Hoffler Klinic, Austria, where Lea Seydoux is a physician, Madeline Swann. The presence of the facility, as the presence of any mental health facility in any work of art would do, invokes the limits of the mind and the region of madness. Please note that the building is made entirely of glass, for "reflection" and "meditation," in the symbolic sense, surrounded by both water in the frozen state of snow, and water in the vapor state of the clouds (though not in this particular image). Note also the cross in the upper, right hand corner, like the cross we see in the funeral scene and the cross on the Tosca set in Quantum of Solace
We don't know exactly where "here" is, but I am confident it will be an interesting place, and probably a place we don't expect. "We" refers to Bond and Oberhauser, but "we" could also refer to Oberhauser and all his servants,.. and Bond. That part of "we" isn't as important as the identity of those included in "we," specifically, who Master James Bond is as a person, and who Oberhauser has pretended to be but really is, and, last but certainly not least, who Oberhauser is to Bond, in his psyche and heart. "Are," as in "Here we are," a verb in the immediate present tense that can end for either or both of them at any second; in this exact moment, both of them are still alive, but every second that passes could change that, as well as changing the person that each of them is as more and more is being revealed. Given all of them, I would like to posit a theory,...
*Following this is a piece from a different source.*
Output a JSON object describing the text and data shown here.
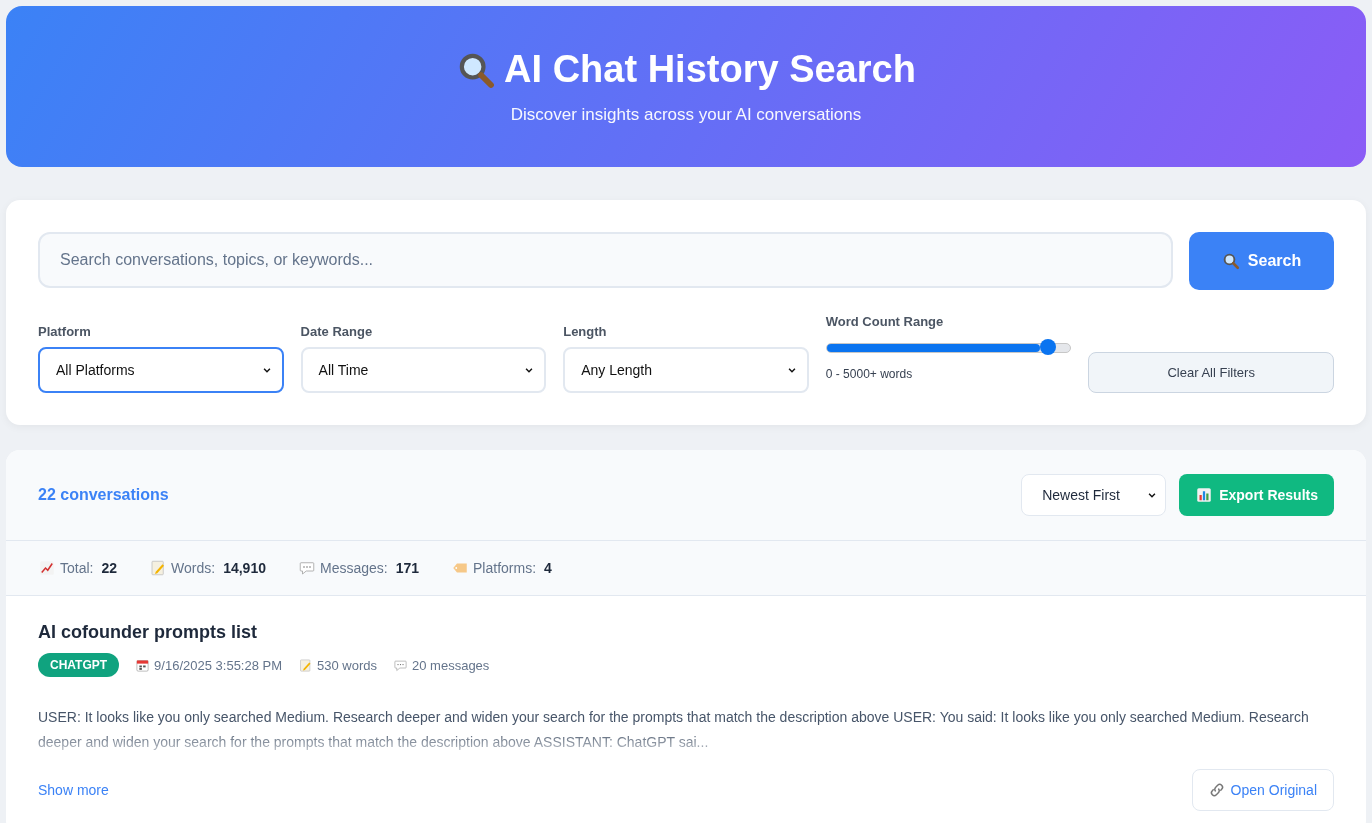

This is really important, this is the deconstructive aspect of the trailer: SPECTRE stands for SPecial Executive for Counter-intelligence, Terrorism, Revenge, and Extortion, however, spectre also invokes a ghost, apparition or mountain reflection which we see on the left-side of the screen when Bond is boating towards the cabin, on his way to chat with Mr. White. Therefore, Bond isn't just dealing with an international crime organization, and he isn't just dealing with his own personal ghosts from the past, he is also dealing with an international crime agency that is itself a ghost with a haunting, destructive presence.
There is so much being implied by this trailer, as Skyfall was M's (Dench) dark past secret of a wrong she committed against Silva and there was hell to pay, Spectre might be about the dark past secret of a wrong committed against Bond, and now that someone is going to have hell to pay. Whatever secret Bond has, is so buried within his psyche, I would like to suggest that we MIGHT see Bond will fall asleep, and we will be able to deduce, from that, that all the events were a dream sequence of Bond's, though the film won't deliver itself like that. Bond knows something is wrong with himself, but he isn't capable of letting go of this secret that he has held onto for so long. Given that there is a mental health clinic appearing in the film, this increases the chances that Bond's psyche is going to be explored. Whatever happens, from this snippet, we can be fully confident that this will be a top-notch film, and perhaps even the very best Bond film ever made. It is scheduled for release in the UK October 30, and in the states November 6. For my posts on Casino Royale and Quantum of Solace, please see James Bond: Beyond Boundaries.
Eat Your Art Out,
The Fine Art Diner
The dis-jointedness of the letters in these two posters illustrates, graphically, how the two men are not properly "aligned" in their being because something has disturbed their mental state, and they need to get themselves re-aligned before they can go any further.